Flávia Schütz – Well… crossdressing has invaded the Brazilian living room! Of course both were good for crossdressing especially in the way they have ensured a better understanding of the differences between gender and sexual orientation. This should help women, wives, fiancées and girlfriends understand their partners in the long term. Those that think, ignorantly, that “ah, if you wear a skirt, lipstick and high heels, you are gay” will discover the opposite. It’s not like that! Or, at least, not necessarily. By the way, you need to be pretty brave and macho to go out in the street wearing high heels and a miniskirt (laughs). I even can imagine the day when a girlfriend will turn to her man and say, “wow, how cool is that! You make a beautiful woman. Now I understand why you like to wear my clothes!” (laughs)
BBMag – True… and tell me something: have you been to London? Do you think if you lived in London you could come out even more?
Flávia Schütz – Me, Flávia, no. But my other side, ‘frog’ (as we call our original masculine version before we put the high heels on, lol) has been a few times and London is definitely my kind of place. No doubt about it! I even bought clothes there, some reeeeeeally cool things, I tell you. No doubt I could be happier, more myself and relaxed if I lived in London. Besides being a very cosmopolitan city, it is a Tower of Babel, right? In Piccadilly Circus you can walk past people and not hear the same language twice (laughs). If I could live there I would love to live in Camden Town. There, I know, I could be myself and, like I long for, be “invisible” …
BBMag – To finish: are you happy today being a crossdresser?
Flávia Schütz – Of course! I always have been. If crossdressing didn’t make me happy I would be sad. Naturally: I have my limits. I know where I can and can’t go. I like taking things slow, in my own way, my own style. Naturally I would like to be able to wear better clothes and shoes, in other words, those that are made for women in my day-to-day. What crossdresser wouldn’t? And I would go a little further: one day, a crossdresser during an interview said that if there was a pill she could take to stop her being a crossdresser, she would take it. Not because it is bad, but because only we know the anxiety caused by buying shoes that we can only use at home; buy a beautiful M.A.C lipstick that we can only apply at home; to have to explain thousands of times that we are not gay, with people looking at you with that look of “I know, I know…” It is such a pain! Women can wear any of our clothes, but we can’t wear theirs. This is very unfair. But I know that I will never stop being a crossdresser. Never. I will die a crossdresser.
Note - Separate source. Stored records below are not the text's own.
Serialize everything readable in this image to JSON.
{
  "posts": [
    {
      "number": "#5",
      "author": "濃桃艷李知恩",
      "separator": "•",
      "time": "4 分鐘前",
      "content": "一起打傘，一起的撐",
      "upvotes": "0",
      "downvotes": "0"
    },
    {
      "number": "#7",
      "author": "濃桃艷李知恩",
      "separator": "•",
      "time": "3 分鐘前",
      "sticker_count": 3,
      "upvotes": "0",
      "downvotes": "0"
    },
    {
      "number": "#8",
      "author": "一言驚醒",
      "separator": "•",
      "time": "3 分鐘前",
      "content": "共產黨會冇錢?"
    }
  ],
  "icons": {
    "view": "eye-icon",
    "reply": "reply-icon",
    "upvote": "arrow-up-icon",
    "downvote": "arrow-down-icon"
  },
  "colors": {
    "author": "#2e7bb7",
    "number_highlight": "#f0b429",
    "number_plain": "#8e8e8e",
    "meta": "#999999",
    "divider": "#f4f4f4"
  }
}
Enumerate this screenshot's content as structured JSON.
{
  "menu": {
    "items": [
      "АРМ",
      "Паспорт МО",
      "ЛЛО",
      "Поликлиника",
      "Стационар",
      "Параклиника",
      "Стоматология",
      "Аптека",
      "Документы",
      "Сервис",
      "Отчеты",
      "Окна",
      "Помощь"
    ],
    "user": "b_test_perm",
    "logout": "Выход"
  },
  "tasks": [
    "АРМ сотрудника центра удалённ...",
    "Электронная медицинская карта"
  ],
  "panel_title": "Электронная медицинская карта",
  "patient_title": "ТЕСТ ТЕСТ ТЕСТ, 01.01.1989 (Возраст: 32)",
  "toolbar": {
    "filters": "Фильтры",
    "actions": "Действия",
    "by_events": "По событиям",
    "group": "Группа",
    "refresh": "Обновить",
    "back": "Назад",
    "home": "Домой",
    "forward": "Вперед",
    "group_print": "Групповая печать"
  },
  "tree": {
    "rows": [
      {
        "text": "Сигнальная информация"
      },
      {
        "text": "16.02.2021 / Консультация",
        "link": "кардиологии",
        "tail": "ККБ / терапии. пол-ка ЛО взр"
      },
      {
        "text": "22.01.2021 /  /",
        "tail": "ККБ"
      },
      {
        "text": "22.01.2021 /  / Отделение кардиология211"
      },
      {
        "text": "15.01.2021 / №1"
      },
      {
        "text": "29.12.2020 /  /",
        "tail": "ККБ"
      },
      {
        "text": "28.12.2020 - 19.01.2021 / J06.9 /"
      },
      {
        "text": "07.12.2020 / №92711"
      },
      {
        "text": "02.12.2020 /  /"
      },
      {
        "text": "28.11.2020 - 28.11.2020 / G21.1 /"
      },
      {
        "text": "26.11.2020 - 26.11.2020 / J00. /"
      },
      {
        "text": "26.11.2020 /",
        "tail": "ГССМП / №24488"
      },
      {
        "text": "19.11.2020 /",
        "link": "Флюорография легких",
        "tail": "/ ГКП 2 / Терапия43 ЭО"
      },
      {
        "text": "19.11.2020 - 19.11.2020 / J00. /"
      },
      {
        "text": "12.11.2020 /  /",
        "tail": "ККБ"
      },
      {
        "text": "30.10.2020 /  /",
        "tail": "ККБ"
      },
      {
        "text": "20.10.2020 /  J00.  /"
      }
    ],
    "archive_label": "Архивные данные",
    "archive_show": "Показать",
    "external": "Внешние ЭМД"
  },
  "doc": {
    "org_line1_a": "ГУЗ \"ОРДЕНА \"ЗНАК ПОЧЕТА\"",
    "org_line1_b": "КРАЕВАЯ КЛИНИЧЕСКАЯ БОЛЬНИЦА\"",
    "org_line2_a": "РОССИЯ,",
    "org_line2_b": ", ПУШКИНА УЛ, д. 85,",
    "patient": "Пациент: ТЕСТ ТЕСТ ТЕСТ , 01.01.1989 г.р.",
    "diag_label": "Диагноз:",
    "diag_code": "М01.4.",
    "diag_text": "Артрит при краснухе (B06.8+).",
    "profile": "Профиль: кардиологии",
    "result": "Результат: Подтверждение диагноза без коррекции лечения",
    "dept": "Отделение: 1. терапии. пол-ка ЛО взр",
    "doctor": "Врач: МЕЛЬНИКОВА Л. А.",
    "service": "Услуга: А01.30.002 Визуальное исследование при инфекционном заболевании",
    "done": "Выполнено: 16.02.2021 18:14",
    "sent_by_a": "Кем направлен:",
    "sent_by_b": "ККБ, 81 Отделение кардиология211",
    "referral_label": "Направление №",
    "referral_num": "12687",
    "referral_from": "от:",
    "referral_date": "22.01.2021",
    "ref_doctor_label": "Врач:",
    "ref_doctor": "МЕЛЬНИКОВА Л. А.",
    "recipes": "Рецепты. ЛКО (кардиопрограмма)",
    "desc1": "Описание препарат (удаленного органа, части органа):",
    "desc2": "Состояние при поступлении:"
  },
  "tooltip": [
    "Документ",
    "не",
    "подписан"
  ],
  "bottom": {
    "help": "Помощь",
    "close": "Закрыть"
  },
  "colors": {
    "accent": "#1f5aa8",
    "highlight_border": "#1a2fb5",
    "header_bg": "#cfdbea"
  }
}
And happy! I hope more soap operas have crossdresser in their cast (laughs) and that, one day, nobody will pay much attention to what others wear. Any chance I will live to see that day?
More about crossdressing
Transformation Studio in London: http://www.adamandeveuk.co.uk/
Movies with crossdressing themes: Ed Wood, Tootsie, Glen or Glenda, Victor or Victoria, The New Girlfriend, The Dutch Girl this is fantastic, but the theme is transsexual, not crossdressing. Even so, crossdressers will love it.)